Twin sisters Emily Bruskin (violin) and Julia Bruskin (cello) formed the Claremont Trio with Donna Kwong (piano) in 1999 at The Julliard School. The Trio is based in New York City near its namesake: Claremont Avenue. Two Russian piano trios, which they recorded on the Tria label (their feminine variation of Trio?), appeared on their program at the Isabella Stewart Gardner Museum on Sunday, September 20.
Anton Stepanovich Arensky’s Piano Trio No. 1 in D minor, Op. 32, composed in 1894, remains his best-known work for good reason. Its immediacy and its being a thoroughly 19th-century time capsule make the trio a treasure of its own kind from the first to last notes. Arensky studied under Rimsky-Korsakov. then taught at the Moscow Conservatory where Rachmaninoff and Scriabin were among his pupils.
The opening Allegro moderato missed on lyricism in preference to a panoptic offering of themes. Spaciousness and Romantic flair, though, became more evident the further the Claremonts pursued the ever familiar-sounding music. For sure, the second movement, a scherzo, frolicked all the way, never once letting up for a New York second; this, with big scares from the bass-end piano notes playing off with tiny intermittent sparklers emitted from high-stratosphere string harmonics. Surely, this movement turned out to be the favorite of the audience.
Refined fun along with all kinds of action in Arensky’s Romantic-era retrospective radiated from the trio’s extraordinarily disciplined playing and exceptionally staged presence. You could not miss a note given their individualistic deportment on trio playing.
Obviously, the three know this music inside and out. But for some reason, it felt as if they have yet to truly own the Arensky. A certain 19th-century feel seemed to elude them.
With the Piano Trio No. 2 in E minor, Op. 67 of Dmitri Shostakovitch (as with so many of his many pieces), it is near impossible not be reminded of the Soviet Union and the names of Leon Trotsky, his chief of staff, Mikhail Tukhachevsky — Shostakovitch’s patron — and Stalin. It might be said that the Shostakovitch piece’s grand expression is encapsulated in the eight chords which open the Largo movement: major (day), minor (night), diminished (tension) and others that become incrementally more dissonant. The trio dates from the war years, 1944 to be exact, just one year after Shostakovitch first met Stalin.

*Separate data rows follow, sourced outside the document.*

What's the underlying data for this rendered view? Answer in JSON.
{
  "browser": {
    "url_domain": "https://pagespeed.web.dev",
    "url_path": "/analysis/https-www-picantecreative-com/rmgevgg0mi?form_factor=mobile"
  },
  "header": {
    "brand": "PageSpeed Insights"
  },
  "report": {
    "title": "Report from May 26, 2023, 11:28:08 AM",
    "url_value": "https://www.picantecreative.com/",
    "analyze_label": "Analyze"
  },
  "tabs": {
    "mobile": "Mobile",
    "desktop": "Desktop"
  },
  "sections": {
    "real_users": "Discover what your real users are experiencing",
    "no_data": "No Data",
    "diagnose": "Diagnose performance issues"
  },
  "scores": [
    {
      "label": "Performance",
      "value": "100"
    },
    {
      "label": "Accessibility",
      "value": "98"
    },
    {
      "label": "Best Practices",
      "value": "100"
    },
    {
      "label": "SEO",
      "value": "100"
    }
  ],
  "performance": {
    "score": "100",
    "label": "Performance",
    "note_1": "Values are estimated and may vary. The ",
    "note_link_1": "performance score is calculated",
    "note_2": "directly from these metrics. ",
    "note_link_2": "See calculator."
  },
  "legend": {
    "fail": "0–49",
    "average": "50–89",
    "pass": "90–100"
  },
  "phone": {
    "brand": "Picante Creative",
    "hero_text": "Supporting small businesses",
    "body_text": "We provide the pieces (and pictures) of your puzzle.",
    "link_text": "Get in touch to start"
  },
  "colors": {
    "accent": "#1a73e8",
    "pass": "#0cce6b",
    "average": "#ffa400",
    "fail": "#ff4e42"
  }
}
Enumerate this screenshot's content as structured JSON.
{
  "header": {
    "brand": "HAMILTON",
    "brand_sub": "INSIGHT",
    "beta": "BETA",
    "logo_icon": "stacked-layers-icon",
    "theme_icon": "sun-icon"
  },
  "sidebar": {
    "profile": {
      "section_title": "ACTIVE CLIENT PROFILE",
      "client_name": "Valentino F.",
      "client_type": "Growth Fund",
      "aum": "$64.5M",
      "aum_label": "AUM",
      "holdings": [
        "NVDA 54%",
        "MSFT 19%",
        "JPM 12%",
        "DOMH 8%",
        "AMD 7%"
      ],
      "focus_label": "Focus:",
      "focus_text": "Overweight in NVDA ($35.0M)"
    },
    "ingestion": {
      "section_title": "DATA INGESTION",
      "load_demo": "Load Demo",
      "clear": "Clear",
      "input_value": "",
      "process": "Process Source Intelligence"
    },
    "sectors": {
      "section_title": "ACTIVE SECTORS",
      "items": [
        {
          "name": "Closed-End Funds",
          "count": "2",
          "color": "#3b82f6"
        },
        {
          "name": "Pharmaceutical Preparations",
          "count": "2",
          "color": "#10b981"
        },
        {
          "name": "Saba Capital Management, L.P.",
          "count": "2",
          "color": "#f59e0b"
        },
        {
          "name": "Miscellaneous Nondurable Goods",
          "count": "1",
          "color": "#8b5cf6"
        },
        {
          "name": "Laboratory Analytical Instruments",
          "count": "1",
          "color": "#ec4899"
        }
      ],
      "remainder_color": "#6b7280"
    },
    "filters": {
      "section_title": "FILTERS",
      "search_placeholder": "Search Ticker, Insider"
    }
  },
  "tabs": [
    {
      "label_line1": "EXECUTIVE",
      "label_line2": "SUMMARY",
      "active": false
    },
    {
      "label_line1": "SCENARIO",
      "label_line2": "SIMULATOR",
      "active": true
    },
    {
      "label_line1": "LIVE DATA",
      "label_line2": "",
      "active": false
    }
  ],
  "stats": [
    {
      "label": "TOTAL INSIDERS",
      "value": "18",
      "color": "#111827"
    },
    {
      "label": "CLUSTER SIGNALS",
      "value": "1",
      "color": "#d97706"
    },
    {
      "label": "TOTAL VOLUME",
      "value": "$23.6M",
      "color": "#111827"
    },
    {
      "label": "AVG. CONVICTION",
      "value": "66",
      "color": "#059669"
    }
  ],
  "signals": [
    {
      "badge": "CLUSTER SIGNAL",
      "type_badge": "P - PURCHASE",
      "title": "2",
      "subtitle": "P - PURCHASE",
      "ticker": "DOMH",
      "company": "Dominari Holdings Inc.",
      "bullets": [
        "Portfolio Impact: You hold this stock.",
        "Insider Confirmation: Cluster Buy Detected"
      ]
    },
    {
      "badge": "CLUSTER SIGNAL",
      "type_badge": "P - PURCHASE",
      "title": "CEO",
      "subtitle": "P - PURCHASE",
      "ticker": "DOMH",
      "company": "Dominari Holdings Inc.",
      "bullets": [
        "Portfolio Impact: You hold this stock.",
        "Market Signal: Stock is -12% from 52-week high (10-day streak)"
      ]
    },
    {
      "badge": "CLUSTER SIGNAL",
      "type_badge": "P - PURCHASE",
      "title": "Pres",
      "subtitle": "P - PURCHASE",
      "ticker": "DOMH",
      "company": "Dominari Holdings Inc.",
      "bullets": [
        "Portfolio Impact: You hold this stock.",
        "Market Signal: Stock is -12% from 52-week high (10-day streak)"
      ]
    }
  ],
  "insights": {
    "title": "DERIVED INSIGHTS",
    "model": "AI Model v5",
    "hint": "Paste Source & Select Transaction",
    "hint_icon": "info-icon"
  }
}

The Claremont brought the close of this trio to as a chilling and macabre a finale imaginable in its juxtaposing insistent, unrelenting Jewish tunes with stunning flashbacks to earlier movements. Feelings gave way to sonic imagery, thereby transporting the listener into spheres hardly ever visited. What made this so different an experience was that they did not dwell on creating emotional appeal, but rather relying on their musical smarts. And smart they are, super smart! Their performance took us a long, long way. It was remarkable.
Indeed, the Claremonts thoroughly engage the listener on a plane marked by a complete grasp of musical ideas coupled with an intensely unwavering focus. While twins violinist Emily Bruskin and cellist Julia Bruskin may not always show the same facial expression during a given passage, they do play like twins from a perspective of musical nuance and empowerment. But in this, there is a twist: enter pianist Donna Kwong whose comparable musical personality would easily turn twins to triplets.
There could not have been a finer and more welcome program, a brief but undeniably substantial one, at that, for a beautiful end-of-summer afternoon. What is more, the Claremont Trio dedicated their concert to the memory of Leon Kirchner, who died this past Thursday. Bostonians remember well the Sanders Theatre concerts with Kirchner conducting as much as they remember his highly personal compositions that include string trios which these performers themselves have played. Throughout the program, I could not help recalling Leon Kirchner, my teacher first at Tanglewood and then at Harvard. My feelings are the same as those expressed by Julia Bruskin in her introductory remarks, “We will miss him.”